**WHAT THE EXERCISE ASKS:**
Retype the following records exactly and exclude the pictures.

** Opening AVAILABLE DATA block **

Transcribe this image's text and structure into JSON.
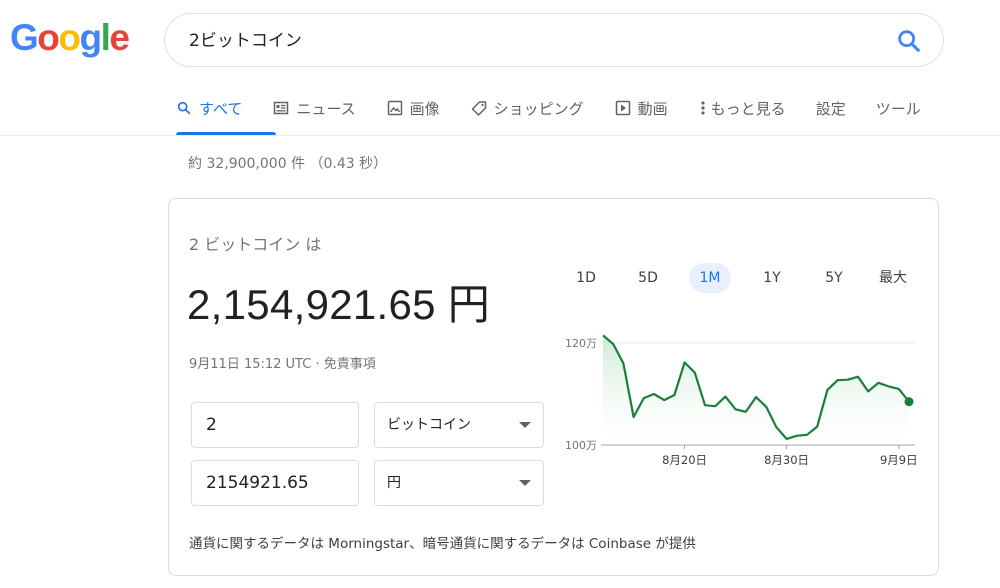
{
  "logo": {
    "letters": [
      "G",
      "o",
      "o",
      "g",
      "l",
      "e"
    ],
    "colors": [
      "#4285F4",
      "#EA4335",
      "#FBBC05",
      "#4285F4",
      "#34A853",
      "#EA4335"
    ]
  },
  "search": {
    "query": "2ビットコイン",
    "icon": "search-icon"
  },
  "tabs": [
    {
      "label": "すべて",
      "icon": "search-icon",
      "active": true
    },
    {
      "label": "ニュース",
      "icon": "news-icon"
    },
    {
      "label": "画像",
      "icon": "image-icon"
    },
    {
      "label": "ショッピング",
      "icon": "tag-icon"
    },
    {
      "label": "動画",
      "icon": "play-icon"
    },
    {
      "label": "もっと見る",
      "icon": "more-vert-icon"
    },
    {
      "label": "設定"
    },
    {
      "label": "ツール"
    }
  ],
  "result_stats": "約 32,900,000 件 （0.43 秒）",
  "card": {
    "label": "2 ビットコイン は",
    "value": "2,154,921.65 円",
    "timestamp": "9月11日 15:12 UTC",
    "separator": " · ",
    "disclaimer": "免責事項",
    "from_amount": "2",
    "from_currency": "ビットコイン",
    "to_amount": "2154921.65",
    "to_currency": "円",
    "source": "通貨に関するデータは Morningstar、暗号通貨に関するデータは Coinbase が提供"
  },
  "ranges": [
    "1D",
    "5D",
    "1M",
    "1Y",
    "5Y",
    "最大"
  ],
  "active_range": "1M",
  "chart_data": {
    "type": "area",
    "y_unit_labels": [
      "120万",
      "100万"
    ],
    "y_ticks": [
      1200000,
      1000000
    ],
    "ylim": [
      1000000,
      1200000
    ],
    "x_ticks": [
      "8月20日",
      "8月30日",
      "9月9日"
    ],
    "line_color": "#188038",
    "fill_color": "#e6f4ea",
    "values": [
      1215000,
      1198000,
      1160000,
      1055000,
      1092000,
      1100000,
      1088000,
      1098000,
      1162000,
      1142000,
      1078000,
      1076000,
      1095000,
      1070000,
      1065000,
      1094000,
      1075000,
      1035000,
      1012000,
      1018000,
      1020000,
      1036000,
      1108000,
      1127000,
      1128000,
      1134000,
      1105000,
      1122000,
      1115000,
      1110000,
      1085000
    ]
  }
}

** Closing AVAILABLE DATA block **

**EXERCISE OUTPUT:**
Transcribe this image's text and structure into JSON.
{
  "logo": {
    "letters": [
      "G",
      "o",
      "o",
      "g",
      "l",
      "e"
    ],
    "colors": [
      "#4285F4",
      "#EA4335",
      "#FBBC05",
      "#4285F4",
      "#34A853",
      "#EA4335"
    ]
  },
  "search": {
    "query": "2ビットコイン",
    "icon": "search-icon"
  },
  "tabs": [
    {
      "label": "すべて",
      "icon": "search-icon",
      "active": true
    },
    {
      "label": "ニュース",
      "icon": "news-icon"
    },
    {
      "label": "画像",
      "icon": "image-icon"
    },
    {
      "label": "ショッピング",
      "icon": "tag-icon"
    },
    {
      "label": "動画",
      "icon": "play-icon"
    },
    {
      "label": "もっと見る",
      "icon": "more-vert-icon"
    },
    {
      "label": "設定"
    },
    {
      "label": "ツール"
    }
  ],
  "result_stats": "約 32,900,000 件 （0.43 秒）",
  "card": {
    "label": "2 ビットコイン は",
    "value": "2,154,921.65 円",
    "timestamp": "9月11日 15:12 UTC",
    "separator": " · ",
    "disclaimer": "免責事項",
    "from_amount": "2",
    "from_currency": "ビットコイン",
    "to_amount": "2154921.65",
    "to_currency": "円",
    "source": "通貨に関するデータは Morningstar、暗号通貨に関するデータは Coinbase が提供"
  },
  "ranges": [
    "1D",
    "5D",
    "1M",
    "1Y",
    "5Y",
    "最大"
  ],
  "active_range": "1M",
  "chart_data": {
    "type": "area",
    "y_unit_labels": [
      "120万",
      "100万"
    ],
    "y_ticks": [
      1200000,
      1000000
    ],
    "ylim": [
      1000000,
      1200000
    ],
    "x_ticks": [
      "8月20日",
      "8月30日",
      "9月9日"
    ],
    "line_color": "#188038",
    "fill_color": "#e6f4ea",
    "values": [
      1215000,
      1198000,
      1160000,
      1055000,
      1092000,
      1100000,
      1088000,
      1098000,
      1162000,
      1142000,
      1078000,
      1076000,
      1095000,
      1070000,
      1065000,
      1094000,
      1075000,
      1035000,
      1012000,
      1018000,
      1020000,
      1036000,
      1108000,
      1127000,
      1128000,
      1134000,
      1105000,
      1122000,
      1115000,
      1110000,
      1085000
    ]
  }
}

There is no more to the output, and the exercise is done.